I never return home; I have no home. Being continuously mobile complicates my Internet life. I accomplish website manipulation, image uploads, and social media pursuits from Internet cafes across the globe and—if I’m lucky—from Wi-Fi connections in a hotel room at midnight. Much of my Internet work occurs at Stone Age snail pace—many times not much faster than dial-up speed since I thrive on visiting remote locales. Frequently I have zero Internet access. The social media world necessitates immediate reaction and I don’t often have such luxury. Many places I visit have limited or no iPhone reception.
Though my business target in starting the three blogs was to implement a strategy to generate more website traffic, initially these blogs were separate WordPress endeavors that were not embedded into my PhotoShelter website and thus traffic directed to them didn’t add to the SEO of the primary site I was trying to promote. Consequently, much of my spare time during the past year was focused on redesigning a new website with the PhotoShelter eCommerce embedded in the background and with the three blogs incorporated directly into the site architecture so that all the hits I was getting would add to my SEO.
SB: Do you work with a professional web designer?
Glen Allison: I soon realized it was time to retain a qualified website designer who could kill all the bugs I had created from lack of HTML coding expertise. My new site was launched at the end of 2010 and I’m now seeing enhanced web traffic. I watch my stats with Google Analytics whenever I can and I see that most of the current traffic is being generated by my Stroborati portable lighting blog.

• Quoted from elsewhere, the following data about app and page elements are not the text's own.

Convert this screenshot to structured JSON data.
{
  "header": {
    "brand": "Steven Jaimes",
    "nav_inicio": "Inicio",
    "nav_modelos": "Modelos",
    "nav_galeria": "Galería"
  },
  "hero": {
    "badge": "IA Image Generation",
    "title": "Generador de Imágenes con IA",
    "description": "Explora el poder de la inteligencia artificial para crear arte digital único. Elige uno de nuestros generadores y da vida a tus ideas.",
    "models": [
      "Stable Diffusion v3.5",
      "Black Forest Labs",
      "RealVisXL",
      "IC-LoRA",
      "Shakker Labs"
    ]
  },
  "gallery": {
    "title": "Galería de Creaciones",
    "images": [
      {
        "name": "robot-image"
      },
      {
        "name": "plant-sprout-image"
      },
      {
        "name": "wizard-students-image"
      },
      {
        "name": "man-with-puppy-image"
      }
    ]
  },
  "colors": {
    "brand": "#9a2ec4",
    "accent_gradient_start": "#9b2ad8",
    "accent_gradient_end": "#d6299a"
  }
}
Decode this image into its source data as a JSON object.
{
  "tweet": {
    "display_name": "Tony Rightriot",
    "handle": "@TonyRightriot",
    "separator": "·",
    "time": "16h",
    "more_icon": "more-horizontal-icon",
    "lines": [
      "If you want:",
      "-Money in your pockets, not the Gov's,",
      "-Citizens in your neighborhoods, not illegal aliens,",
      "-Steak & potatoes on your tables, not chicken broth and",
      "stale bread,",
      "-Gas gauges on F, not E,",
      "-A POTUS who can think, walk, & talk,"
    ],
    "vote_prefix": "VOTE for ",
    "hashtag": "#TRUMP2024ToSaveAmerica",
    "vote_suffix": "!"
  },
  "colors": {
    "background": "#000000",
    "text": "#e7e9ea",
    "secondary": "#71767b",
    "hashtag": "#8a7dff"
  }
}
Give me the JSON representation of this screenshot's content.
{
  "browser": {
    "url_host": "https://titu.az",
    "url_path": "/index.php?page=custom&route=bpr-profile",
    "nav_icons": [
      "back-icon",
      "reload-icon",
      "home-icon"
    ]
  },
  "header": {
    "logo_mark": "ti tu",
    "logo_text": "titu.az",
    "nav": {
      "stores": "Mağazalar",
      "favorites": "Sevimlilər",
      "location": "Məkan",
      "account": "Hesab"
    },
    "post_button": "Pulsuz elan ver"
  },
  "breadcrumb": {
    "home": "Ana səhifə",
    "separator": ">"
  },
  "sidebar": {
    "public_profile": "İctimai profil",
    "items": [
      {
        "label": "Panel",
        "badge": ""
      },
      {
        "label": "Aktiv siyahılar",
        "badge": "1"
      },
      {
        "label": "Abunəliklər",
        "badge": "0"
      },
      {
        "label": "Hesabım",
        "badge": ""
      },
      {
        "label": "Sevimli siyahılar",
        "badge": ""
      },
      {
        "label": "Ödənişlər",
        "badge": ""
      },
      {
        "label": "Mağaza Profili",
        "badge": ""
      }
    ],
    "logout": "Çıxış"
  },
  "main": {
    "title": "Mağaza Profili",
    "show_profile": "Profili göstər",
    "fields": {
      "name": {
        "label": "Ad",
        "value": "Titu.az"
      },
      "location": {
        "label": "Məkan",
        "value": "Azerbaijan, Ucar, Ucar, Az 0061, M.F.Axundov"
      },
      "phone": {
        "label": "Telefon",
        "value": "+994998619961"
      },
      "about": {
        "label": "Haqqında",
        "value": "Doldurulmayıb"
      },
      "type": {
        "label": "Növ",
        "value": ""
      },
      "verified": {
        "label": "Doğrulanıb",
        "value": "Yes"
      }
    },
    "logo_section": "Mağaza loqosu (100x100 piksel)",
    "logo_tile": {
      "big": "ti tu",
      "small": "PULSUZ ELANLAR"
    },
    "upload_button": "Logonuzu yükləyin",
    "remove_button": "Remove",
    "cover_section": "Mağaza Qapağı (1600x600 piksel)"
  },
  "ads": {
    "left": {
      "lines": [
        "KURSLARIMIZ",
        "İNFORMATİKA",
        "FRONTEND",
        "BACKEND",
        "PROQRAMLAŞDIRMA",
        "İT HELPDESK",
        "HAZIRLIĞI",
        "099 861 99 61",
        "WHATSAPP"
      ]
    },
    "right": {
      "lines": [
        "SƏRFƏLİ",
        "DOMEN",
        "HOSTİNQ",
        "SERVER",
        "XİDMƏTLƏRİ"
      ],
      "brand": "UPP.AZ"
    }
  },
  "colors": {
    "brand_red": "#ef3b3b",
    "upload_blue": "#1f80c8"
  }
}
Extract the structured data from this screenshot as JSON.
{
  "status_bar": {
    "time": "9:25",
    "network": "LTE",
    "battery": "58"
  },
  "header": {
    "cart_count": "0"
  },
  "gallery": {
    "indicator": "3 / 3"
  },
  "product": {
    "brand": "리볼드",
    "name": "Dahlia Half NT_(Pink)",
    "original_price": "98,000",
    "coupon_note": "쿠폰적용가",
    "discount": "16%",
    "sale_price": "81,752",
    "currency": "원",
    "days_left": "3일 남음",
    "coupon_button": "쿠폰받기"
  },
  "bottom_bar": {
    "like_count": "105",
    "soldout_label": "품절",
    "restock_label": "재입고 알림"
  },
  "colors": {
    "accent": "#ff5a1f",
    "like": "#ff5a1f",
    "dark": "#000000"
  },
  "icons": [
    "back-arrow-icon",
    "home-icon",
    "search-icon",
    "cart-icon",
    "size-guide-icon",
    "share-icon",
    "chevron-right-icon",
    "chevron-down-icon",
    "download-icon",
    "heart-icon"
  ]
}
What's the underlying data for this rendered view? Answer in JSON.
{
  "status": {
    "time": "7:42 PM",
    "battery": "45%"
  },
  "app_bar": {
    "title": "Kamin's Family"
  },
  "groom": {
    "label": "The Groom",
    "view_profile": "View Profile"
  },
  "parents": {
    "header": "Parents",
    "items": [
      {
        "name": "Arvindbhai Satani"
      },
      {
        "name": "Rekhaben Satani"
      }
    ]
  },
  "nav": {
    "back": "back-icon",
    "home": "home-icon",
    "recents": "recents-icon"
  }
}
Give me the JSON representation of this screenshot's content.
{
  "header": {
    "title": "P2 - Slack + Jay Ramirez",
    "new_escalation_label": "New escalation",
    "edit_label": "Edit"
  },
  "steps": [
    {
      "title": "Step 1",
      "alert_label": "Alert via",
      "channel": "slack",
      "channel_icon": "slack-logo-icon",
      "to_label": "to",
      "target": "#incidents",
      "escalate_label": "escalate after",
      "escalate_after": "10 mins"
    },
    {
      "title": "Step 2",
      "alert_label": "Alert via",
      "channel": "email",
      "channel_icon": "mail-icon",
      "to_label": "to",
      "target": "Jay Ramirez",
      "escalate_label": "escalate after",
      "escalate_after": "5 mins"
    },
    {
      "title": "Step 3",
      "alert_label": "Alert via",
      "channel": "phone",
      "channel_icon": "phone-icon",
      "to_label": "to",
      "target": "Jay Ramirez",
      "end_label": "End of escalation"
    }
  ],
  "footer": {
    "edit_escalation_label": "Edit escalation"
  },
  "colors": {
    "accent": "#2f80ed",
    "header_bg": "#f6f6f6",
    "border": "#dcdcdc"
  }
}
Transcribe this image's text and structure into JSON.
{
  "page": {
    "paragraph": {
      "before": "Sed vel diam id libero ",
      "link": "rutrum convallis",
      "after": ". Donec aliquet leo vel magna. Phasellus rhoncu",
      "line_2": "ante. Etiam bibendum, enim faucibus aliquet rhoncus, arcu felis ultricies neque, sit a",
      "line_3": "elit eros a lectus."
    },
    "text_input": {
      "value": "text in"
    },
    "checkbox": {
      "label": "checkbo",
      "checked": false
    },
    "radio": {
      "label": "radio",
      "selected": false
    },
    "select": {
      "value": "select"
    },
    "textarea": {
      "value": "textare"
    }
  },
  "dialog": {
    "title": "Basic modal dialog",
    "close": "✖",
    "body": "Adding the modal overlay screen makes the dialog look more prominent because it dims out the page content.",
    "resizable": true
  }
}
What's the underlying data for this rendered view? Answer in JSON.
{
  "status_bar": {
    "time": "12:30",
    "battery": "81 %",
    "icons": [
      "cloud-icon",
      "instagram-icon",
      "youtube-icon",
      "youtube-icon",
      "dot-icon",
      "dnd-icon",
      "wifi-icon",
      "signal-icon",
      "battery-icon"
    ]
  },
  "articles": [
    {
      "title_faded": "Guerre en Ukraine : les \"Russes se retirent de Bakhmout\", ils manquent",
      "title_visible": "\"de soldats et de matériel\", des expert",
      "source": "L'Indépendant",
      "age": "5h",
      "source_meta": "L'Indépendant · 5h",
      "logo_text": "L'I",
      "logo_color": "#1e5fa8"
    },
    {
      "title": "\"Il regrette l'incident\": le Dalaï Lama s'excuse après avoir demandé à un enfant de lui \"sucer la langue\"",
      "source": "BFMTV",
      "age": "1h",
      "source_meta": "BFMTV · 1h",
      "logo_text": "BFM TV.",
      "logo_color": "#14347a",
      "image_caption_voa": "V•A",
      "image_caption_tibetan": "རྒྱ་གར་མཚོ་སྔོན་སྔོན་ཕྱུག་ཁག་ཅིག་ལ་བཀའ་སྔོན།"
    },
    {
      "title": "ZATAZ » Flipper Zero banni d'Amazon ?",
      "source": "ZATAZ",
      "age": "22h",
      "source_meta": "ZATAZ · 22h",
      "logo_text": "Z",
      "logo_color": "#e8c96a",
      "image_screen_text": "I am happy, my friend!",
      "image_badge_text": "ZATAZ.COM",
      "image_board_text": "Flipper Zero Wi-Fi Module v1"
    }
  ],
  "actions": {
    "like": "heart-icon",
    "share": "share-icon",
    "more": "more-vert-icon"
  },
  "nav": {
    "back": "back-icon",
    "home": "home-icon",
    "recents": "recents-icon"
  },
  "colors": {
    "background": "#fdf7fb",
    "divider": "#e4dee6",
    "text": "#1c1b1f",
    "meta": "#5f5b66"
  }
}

Yes, a majority of these viewers are other photographers who aren’t going to be my primary eCommerce customers, except for perhaps my Photoshop Actions. But photographers don’t often buy other photographers’ photographs. However, the enhanced traffic this blog generates will augment my search engine rankings and this will drive stock photo and fine art clients to my site. Enhanced rankings will eventually enable me to monetize the site by getting paid advertising from various photo-related vendors. Passive income is another goal.
Truth be told, however, I love sharing the thrill of travel and I hate dealing with stats and all this techie stuff. I’d rather be creating images instead. Nevertheless, I must keep concentrating energy to build really fabulous SEO.
So, during the coming year I’ll exert efforts to write guest posts on other travel and lighting blogs so I can build a bigger network of backlinks to my own site and thus generate more hits to enhance my search engine ranking. Now that my foundation is laid with all the pieces in place, I’ll concentrate on interactive social media networking as well. Maybe I should buy a satellite phone. The step-by-step journey we photographers must embrace can be arduous but I’m learning every day. The fun is in sharing the ride.